● Goal of the exercise
All lines in the material below that hold "DPCCH" should be found and copied.

● Data for this task
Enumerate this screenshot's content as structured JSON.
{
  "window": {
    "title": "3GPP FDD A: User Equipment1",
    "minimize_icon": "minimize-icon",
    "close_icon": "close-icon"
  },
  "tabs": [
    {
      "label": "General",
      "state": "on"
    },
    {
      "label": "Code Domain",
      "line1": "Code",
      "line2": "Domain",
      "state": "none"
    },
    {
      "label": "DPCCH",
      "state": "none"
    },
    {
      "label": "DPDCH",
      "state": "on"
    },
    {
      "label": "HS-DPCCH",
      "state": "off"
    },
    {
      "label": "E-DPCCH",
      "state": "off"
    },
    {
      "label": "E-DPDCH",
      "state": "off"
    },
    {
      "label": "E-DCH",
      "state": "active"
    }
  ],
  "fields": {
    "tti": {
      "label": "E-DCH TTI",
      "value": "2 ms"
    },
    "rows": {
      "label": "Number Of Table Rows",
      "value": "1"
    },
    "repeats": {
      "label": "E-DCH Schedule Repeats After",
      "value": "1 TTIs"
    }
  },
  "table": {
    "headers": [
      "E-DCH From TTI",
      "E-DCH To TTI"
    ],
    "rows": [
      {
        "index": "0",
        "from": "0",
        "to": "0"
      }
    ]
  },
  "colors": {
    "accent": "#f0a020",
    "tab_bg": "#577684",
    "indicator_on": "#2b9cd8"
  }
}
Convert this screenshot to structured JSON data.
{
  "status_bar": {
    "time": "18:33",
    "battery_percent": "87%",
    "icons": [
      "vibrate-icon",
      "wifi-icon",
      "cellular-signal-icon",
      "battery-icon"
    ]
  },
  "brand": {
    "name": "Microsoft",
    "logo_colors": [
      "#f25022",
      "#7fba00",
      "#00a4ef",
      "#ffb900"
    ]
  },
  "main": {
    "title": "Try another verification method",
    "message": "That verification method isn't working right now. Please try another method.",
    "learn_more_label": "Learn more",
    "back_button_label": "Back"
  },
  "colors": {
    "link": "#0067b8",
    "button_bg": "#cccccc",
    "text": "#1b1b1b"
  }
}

● Finished task
      "label": "DPCCH",
      "label": "HS-DPCCH",
      "label": "E-DPCCH",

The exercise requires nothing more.